[Data records for software interfaces]
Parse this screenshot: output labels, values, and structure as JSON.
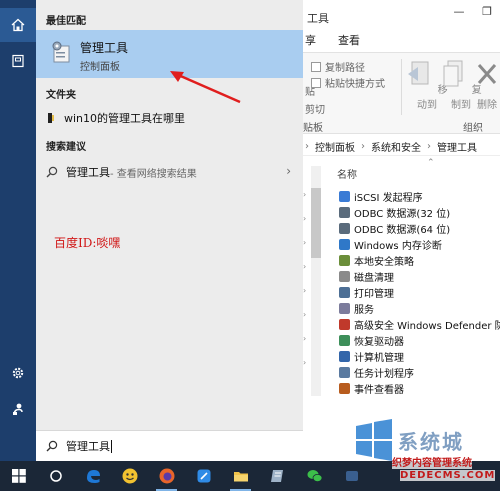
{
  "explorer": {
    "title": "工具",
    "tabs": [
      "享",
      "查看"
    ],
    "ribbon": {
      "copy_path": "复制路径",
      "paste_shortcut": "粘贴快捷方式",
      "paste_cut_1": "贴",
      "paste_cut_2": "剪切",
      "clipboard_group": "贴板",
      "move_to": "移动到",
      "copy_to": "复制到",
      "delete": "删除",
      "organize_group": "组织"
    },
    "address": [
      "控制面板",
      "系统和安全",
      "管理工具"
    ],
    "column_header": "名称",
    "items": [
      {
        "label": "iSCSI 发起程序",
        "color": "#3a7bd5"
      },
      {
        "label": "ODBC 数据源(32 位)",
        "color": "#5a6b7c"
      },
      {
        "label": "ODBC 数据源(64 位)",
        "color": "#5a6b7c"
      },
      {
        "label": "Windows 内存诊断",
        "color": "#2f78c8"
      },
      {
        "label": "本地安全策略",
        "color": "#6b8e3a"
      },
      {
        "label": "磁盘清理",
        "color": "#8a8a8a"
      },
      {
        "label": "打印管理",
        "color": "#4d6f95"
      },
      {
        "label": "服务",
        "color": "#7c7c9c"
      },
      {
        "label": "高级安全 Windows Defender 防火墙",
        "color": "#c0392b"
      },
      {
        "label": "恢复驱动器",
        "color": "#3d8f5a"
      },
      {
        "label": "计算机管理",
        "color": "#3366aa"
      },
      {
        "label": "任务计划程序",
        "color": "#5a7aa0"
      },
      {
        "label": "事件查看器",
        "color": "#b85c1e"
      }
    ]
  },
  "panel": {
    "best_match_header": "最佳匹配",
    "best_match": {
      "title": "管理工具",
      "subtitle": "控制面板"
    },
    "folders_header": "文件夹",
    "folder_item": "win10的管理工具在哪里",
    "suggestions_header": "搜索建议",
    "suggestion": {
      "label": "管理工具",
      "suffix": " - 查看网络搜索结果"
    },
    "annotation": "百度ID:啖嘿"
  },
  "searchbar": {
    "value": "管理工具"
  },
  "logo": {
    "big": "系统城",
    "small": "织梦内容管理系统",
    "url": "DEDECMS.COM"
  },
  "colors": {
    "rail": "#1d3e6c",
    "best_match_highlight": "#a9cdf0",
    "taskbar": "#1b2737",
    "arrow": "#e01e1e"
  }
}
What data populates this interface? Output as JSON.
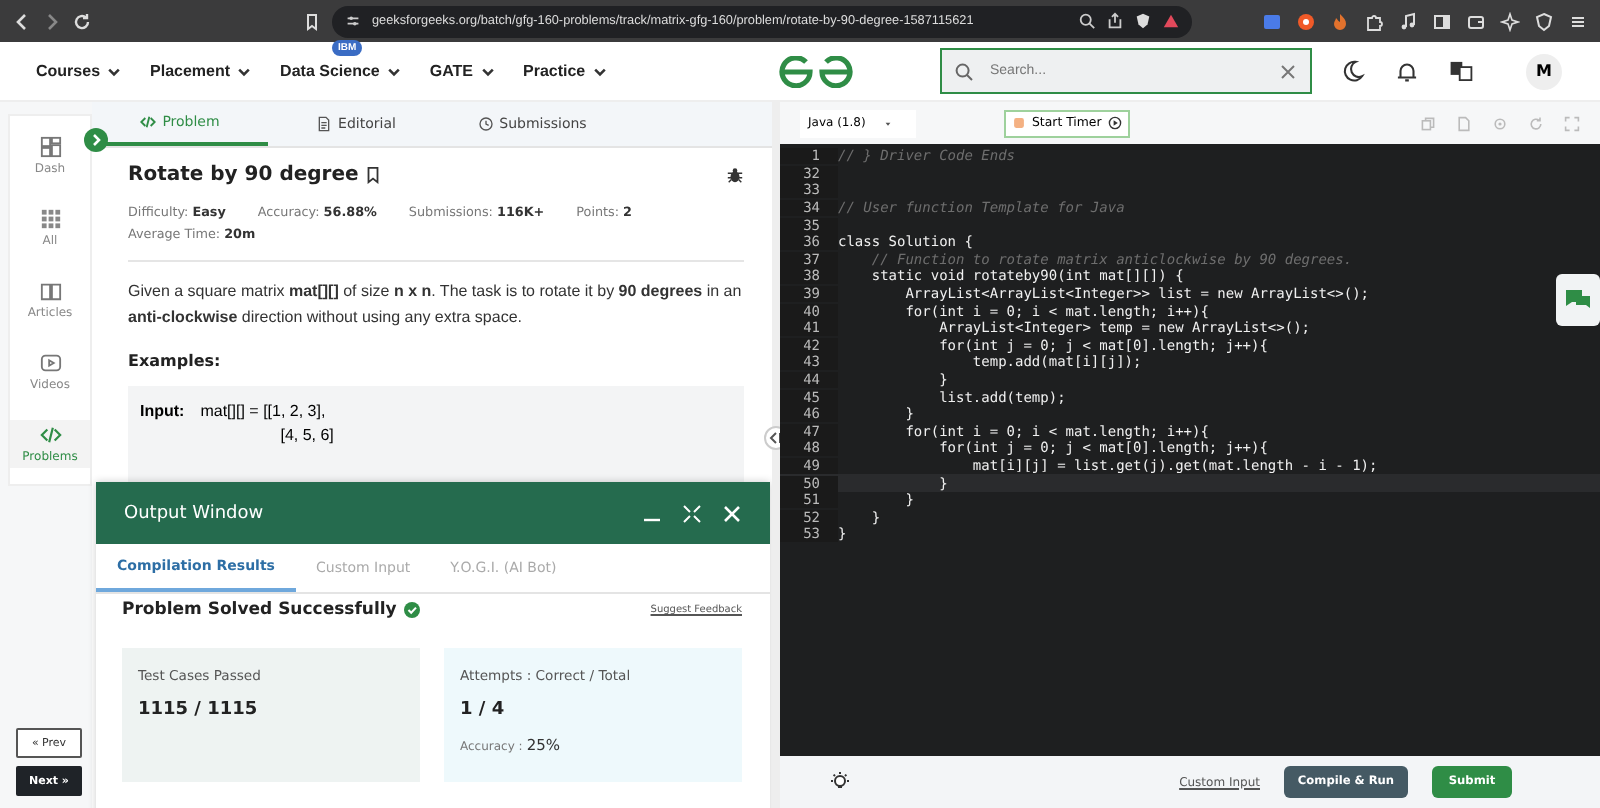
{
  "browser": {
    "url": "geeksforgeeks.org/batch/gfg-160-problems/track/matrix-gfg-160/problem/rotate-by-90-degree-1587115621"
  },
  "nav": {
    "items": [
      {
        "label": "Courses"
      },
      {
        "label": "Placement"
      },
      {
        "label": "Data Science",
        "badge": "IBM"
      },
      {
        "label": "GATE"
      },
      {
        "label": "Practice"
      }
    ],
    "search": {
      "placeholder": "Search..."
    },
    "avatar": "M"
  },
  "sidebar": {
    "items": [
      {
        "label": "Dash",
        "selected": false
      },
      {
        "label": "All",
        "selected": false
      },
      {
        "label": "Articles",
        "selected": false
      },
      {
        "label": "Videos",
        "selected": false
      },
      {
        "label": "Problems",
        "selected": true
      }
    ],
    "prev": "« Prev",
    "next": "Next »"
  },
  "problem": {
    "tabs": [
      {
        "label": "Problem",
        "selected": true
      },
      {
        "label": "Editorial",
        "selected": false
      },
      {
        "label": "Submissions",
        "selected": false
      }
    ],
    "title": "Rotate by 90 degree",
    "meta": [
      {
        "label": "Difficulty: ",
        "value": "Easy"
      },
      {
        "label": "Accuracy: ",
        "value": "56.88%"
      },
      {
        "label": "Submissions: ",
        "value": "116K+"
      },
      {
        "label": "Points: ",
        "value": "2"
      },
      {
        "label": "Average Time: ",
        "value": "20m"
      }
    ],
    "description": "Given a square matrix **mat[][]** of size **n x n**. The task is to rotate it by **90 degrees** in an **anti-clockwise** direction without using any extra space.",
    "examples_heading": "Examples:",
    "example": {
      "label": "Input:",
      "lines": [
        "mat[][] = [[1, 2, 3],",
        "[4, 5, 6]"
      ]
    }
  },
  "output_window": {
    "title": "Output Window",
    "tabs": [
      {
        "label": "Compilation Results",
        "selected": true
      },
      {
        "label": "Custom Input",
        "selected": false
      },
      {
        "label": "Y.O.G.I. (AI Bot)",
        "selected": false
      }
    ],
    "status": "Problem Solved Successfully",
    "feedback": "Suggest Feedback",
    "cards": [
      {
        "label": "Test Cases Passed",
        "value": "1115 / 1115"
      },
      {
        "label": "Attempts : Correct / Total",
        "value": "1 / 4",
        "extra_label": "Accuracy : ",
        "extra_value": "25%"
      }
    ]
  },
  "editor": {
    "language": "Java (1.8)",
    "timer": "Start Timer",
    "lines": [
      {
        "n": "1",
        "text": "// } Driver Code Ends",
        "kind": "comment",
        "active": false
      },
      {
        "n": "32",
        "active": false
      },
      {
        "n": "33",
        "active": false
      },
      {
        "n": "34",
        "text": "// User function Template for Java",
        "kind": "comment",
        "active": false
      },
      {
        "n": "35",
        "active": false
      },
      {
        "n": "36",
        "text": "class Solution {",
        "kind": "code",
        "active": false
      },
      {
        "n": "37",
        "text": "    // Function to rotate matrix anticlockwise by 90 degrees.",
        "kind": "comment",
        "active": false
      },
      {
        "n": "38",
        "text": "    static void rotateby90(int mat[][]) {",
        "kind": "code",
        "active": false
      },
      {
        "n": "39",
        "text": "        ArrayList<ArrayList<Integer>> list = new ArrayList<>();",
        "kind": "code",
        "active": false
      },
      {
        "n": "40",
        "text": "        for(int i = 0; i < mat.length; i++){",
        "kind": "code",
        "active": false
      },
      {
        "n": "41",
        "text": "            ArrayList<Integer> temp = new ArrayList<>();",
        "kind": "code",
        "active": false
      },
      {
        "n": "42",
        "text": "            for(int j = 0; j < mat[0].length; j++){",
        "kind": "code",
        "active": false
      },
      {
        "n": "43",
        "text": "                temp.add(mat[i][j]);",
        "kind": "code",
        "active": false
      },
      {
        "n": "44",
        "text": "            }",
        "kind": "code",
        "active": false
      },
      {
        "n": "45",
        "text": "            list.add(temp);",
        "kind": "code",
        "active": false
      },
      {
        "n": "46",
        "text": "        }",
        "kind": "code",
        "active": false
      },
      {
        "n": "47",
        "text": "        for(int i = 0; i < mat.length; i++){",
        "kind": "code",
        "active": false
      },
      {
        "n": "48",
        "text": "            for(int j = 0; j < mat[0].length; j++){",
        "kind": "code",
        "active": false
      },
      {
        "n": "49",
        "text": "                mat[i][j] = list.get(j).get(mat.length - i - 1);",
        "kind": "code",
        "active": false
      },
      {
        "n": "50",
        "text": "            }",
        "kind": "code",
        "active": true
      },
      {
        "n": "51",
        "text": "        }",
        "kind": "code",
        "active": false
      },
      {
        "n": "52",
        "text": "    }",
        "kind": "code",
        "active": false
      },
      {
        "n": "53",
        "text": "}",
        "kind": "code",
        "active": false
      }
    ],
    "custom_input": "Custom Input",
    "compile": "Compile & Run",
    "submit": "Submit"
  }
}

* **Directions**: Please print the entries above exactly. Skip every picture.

* **Response to the exercise**:
Parse this screenshot: output labels, values, and structure as JSON.
{
  "explorer": {
    "title": "工具",
    "tabs": [
      "享",
      "查看"
    ],
    "ribbon": {
      "copy_path": "复制路径",
      "paste_shortcut": "粘贴快捷方式",
      "paste_cut_1": "贴",
      "paste_cut_2": "剪切",
      "clipboard_group": "贴板",
      "move_to": "移动到",
      "copy_to": "复制到",
      "delete": "删除",
      "organize_group": "组织"
    },
    "address": [
      "控制面板",
      "系统和安全",
      "管理工具"
    ],
    "column_header": "名称",
    "items": [
      {
        "label": "iSCSI 发起程序",
        "color": "#3a7bd5"
      },
      {
        "label": "ODBC 数据源(32 位)",
        "color": "#5a6b7c"
      },
      {
        "label": "ODBC 数据源(64 位)",
        "color": "#5a6b7c"
      },
      {
        "label": "Windows 内存诊断",
        "color": "#2f78c8"
      },
      {
        "label": "本地安全策略",
        "color": "#6b8e3a"
      },
      {
        "label": "磁盘清理",
        "color": "#8a8a8a"
      },
      {
        "label": "打印管理",
        "color": "#4d6f95"
      },
      {
        "label": "服务",
        "color": "#7c7c9c"
      },
      {
        "label": "高级安全 Windows Defender 防火墙",
        "color": "#c0392b"
      },
      {
        "label": "恢复驱动器",
        "color": "#3d8f5a"
      },
      {
        "label": "计算机管理",
        "color": "#3366aa"
      },
      {
        "label": "任务计划程序",
        "color": "#5a7aa0"
      },
      {
        "label": "事件查看器",
        "color": "#b85c1e"
      }
    ]
  },
  "panel": {
    "best_match_header": "最佳匹配",
    "best_match": {
      "title": "管理工具",
      "subtitle": "控制面板"
    },
    "folders_header": "文件夹",
    "folder_item": "win10的管理工具在哪里",
    "suggestions_header": "搜索建议",
    "suggestion": {
      "label": "管理工具",
      "suffix": " - 查看网络搜索结果"
    },
    "annotation": "百度ID:啖嘿"
  },
  "searchbar": {
    "value": "管理工具"
  },
  "logo": {
    "big": "系统城",
    "small": "织梦内容管理系统",
    "url": "DEDECMS.COM"
  },
  "colors": {
    "rail": "#1d3e6c",
    "best_match_highlight": "#a9cdf0",
    "taskbar": "#1b2737",
    "arrow": "#e01e1e"
  }
}
What data populates this interface? Output as JSON.
{
  "browser": {
    "url": "geeksforgeeks.org/batch/gfg-160-problems/track/matrix-gfg-160/problem/rotate-by-90-degree-1587115621"
  },
  "nav": {
    "items": [
      {
        "label": "Courses"
      },
      {
        "label": "Placement"
      },
      {
        "label": "Data Science",
        "badge": "IBM"
      },
      {
        "label": "GATE"
      },
      {
        "label": "Practice"
      }
    ],
    "search": {
      "placeholder": "Search..."
    },
    "avatar": "M"
  },
  "sidebar": {
    "items": [
      {
        "label": "Dash",
        "selected": false
      },
      {
        "label": "All",
        "selected": false
      },
      {
        "label": "Articles",
        "selected": false
      },
      {
        "label": "Videos",
        "selected": false
      },
      {
        "label": "Problems",
        "selected": true
      }
    ],
    "prev": "« Prev",
    "next": "Next »"
  },
  "problem": {
    "tabs": [
      {
        "label": "Problem",
        "selected": true
      },
      {
        "label": "Editorial",
        "selected": false
      },
      {
        "label": "Submissions",
        "selected": false
      }
    ],
    "title": "Rotate by 90 degree",
    "meta": [
      {
        "label": "Difficulty: ",
        "value": "Easy"
      },
      {
        "label": "Accuracy: ",
        "value": "56.88%"
      },
      {
        "label": "Submissions: ",
        "value": "116K+"
      },
      {
        "label": "Points: ",
        "value": "2"
      },
      {
        "label": "Average Time: ",
        "value": "20m"
      }
    ],
    "description": "Given a square matrix **mat[][]** of size **n x n**. The task is to rotate it by **90 degrees** in an **anti-clockwise** direction without using any extra space.",
    "examples_heading": "Examples:",
    "example": {
      "label": "Input:",
      "lines": [
        "mat[][] = [[1, 2, 3],",
        "[4, 5, 6]"
      ]
    }
  },
  "output_window": {
    "title": "Output Window",
    "tabs": [
      {
        "label": "Compilation Results",
        "selected": true
      },
      {
        "label": "Custom Input",
        "selected": false
      },
      {
        "label": "Y.O.G.I. (AI Bot)",
        "selected": false
      }
    ],
    "status": "Problem Solved Successfully",
    "feedback": "Suggest Feedback",
    "cards": [
      {
        "label": "Test Cases Passed",
        "value": "1115 / 1115"
      },
      {
        "label": "Attempts : Correct / Total",
        "value": "1 / 4",
        "extra_label": "Accuracy : ",
        "extra_value": "25%"
      }
    ]
  },
  "editor": {
    "language": "Java (1.8)",
    "timer": "Start Timer",
    "lines": [
      {
        "n": "1",
        "text": "// } Driver Code Ends",
        "kind": "comment",
        "active": false
      },
      {
        "n": "32",
        "active": false
      },
      {
        "n": "33",
        "active": false
      },
      {
        "n": "34",
        "text": "// User function Template for Java",
        "kind": "comment",
        "active": false
      },
      {
        "n": "35",
        "active": false
      },
      {
        "n": "36",
        "text": "class Solution {",
        "kind": "code",
        "active": false
      },
      {
        "n": "37",
        "text": "    // Function to rotate matrix anticlockwise by 90 degrees.",
        "kind": "comment",
        "active": false
      },
      {
        "n": "38",
        "text": "    static void rotateby90(int mat[][]) {",
        "kind": "code",
        "active": false
      },
      {
        "n": "39",
        "text": "        ArrayList<ArrayList<Integer>> list = new ArrayList<>();",
        "kind": "code",
        "active": false
      },
      {
        "n": "40",
        "text": "        for(int i = 0; i < mat.length; i++){",
        "kind": "code",
        "active": false
      },
      {
        "n": "41",
        "text": "            ArrayList<Integer> temp = new ArrayList<>();",
        "kind": "code",
        "active": false
      },
      {
        "n": "42",
        "text": "            for(int j = 0; j < mat[0].length; j++){",
        "kind": "code",
        "active": false
      },
      {
        "n": "43",
        "text": "                temp.add(mat[i][j]);",
        "kind": "code",
        "active": false
      },
      {
        "n": "44",
        "text": "            }",
        "kind": "code",
        "active": false
      },
      {
        "n": "45",
        "text": "            list.add(temp);",
        "kind": "code",
        "active": false
      },
      {
        "n": "46",
        "text": "        }",
        "kind": "code",
        "active": false
      },
      {
        "n": "47",
        "text": "        for(int i = 0; i < mat.length; i++){",
        "kind": "code",
        "active": false
      },
      {
        "n": "48",
        "text": "            for(int j = 0; j < mat[0].length; j++){",
        "kind": "code",
        "active": false
      },
      {
        "n": "49",
        "text": "                mat[i][j] = list.get(j).get(mat.length - i - 1);",
        "kind": "code",
        "active": false
      },
      {
        "n": "50",
        "text": "            }",
        "kind": "code",
        "active": true
      },
      {
        "n": "51",
        "text": "        }",
        "kind": "code",
        "active": false
      },
      {
        "n": "52",
        "text": "    }",
        "kind": "code",
        "active": false
      },
      {
        "n": "53",
        "text": "}",
        "kind": "code",
        "active": false
      }
    ],
    "custom_input": "Custom Input",
    "compile": "Compile & Run",
    "submit": "Submit"
  }
}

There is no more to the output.